20) Robert H. Boyle, "The Sports Pages Began With Him" (June 05, 1989). In this article, Boyle acknowledged the great early angling writer Henry William Herbert, known as Frank Forrester, as the founder of sports writing in America.
In this, the final section of our look at the best fishing writing in the history of Sports Illustrated, we profile five writers who I couldn't fit into the other sections of this overview.
21) J. D. Reed, "A Museum So Heavy With Americana It Will Hook The Passionate Angler" (October 31, 1977). In this article, J.D. Reed profiles the newly minted Museum of American Fly Fishing. Over three decades later, the Museum is still chugging along quite nicely and is a must stop for anyone visiting Vermont.
22) Thomas McGuane, "Seasons Slipping Through An Angler's Net" (July 23, 1973). Thomas McGuane, the author of ten novels and innumerable shorter pieces of fiction, is a wonderful writer, and this thoughtful piece is a classic work of angling literature.
23) Steve Raymond, "A Fly-fisherman Is Dazzled By The Variety, And Cost, Of Today's Reels" (February 10, 1986). In this article, Raymond looks at the expense of high-end fly tackle and is shocked that it costs a small fortune to find a high-quality hand-made reel. Oh for the days when you could buy a hand-made Hardy Perfect for $30!
24) Dan Levin, 24) "One Million Frogs Later" (November 13, 1978). In this detailed feature, Levin profiles the life and times of Bill Plummer, bass fisherman extraordinaire and inventor of the Super Frog, one of the most important bass fishing lures in history. Plummer, who died just a few years ago, was truly an American original. This article helped propel him to greater heights.
25) Robert F. Jones, "Last Battle In A Most Foreboding Land" (July 02, 1973). Our list concludes with a classic "fighting fish" story by Robert F. Jones, a frequent contributor to SI, about the return of the salmon to British Columbia.

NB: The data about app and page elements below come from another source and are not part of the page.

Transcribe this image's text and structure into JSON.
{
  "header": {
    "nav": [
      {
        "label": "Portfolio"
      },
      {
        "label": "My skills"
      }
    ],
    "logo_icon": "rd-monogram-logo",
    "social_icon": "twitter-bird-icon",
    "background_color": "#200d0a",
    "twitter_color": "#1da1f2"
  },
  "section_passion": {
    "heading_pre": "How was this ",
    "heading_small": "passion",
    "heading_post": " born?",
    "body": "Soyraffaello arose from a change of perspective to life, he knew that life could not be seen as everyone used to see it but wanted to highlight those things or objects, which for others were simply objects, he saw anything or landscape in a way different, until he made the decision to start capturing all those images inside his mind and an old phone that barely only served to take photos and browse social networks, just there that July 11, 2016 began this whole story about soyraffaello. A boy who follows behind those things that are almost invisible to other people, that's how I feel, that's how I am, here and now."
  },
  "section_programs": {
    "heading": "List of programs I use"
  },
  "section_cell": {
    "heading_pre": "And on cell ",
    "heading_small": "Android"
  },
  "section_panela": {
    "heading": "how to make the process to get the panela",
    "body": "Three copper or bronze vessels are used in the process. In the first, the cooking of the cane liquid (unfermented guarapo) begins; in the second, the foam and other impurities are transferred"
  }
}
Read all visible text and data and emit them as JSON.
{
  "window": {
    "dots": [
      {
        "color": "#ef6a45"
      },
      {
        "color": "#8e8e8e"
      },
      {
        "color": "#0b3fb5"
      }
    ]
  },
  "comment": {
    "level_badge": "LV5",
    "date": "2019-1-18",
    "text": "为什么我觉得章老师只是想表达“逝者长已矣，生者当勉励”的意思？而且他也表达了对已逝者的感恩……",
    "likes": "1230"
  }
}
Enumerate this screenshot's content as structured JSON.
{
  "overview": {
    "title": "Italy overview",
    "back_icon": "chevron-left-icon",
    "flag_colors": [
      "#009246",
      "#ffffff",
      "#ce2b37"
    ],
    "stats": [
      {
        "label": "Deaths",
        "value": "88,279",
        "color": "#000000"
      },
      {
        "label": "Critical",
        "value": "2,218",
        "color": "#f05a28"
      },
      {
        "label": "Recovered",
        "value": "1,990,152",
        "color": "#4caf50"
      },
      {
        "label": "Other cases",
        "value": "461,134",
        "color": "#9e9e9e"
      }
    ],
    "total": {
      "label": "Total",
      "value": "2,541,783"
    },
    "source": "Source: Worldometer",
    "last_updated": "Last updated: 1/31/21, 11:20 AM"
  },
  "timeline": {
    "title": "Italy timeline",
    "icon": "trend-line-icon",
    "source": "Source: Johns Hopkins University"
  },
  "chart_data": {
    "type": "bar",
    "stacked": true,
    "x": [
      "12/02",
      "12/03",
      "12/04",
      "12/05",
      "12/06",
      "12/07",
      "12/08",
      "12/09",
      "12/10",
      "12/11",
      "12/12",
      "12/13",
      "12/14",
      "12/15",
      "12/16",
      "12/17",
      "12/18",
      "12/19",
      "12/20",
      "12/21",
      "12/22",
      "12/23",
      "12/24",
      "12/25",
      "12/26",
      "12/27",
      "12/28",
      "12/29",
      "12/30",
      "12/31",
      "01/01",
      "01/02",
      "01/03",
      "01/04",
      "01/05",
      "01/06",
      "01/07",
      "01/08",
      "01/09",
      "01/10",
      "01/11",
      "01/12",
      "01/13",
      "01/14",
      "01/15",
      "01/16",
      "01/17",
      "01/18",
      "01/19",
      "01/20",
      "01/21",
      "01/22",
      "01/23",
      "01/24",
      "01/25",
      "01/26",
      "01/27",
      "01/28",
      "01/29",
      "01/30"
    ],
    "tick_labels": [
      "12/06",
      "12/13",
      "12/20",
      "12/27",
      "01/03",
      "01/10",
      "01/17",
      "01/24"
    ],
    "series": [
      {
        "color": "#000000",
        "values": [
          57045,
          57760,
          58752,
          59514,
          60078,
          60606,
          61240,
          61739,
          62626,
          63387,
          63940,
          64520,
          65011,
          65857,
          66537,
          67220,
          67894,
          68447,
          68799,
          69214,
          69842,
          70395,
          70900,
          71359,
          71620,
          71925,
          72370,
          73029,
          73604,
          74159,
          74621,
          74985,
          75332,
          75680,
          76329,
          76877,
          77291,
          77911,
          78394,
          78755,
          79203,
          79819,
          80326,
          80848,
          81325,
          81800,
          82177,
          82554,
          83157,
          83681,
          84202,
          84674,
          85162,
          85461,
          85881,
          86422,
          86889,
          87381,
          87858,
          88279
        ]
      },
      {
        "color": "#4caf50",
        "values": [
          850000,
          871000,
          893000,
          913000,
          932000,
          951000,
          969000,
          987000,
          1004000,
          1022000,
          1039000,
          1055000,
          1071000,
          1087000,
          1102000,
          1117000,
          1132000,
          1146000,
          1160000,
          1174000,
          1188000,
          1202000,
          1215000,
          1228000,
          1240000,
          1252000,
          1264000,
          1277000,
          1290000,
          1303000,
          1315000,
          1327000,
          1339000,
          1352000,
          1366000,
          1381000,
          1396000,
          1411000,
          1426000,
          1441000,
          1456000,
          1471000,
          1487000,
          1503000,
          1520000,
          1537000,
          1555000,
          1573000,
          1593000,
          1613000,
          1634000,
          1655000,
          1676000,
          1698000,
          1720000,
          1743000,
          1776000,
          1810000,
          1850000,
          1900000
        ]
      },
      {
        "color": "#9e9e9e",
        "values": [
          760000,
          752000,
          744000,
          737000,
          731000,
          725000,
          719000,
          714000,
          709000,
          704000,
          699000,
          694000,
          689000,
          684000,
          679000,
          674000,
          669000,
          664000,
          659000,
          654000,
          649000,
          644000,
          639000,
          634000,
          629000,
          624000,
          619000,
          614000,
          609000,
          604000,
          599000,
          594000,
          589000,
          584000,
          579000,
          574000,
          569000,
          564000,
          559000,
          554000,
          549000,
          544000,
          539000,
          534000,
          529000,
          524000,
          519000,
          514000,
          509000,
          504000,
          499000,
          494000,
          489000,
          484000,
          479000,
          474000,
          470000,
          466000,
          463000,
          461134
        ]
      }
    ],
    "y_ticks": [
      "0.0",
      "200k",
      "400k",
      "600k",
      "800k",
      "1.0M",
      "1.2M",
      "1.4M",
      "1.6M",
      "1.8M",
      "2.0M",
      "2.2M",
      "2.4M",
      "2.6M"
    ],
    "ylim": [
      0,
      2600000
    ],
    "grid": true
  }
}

Well, that's it! 25 articles that should set you up for a couple weeks of reading at least. All courtesy of Sports Illustrated's archives. I'm waiting for other writers to delve into the archives and do a similar thing for the other sports.
Isn't the internet a wonderful thing?
-- Dr. Todd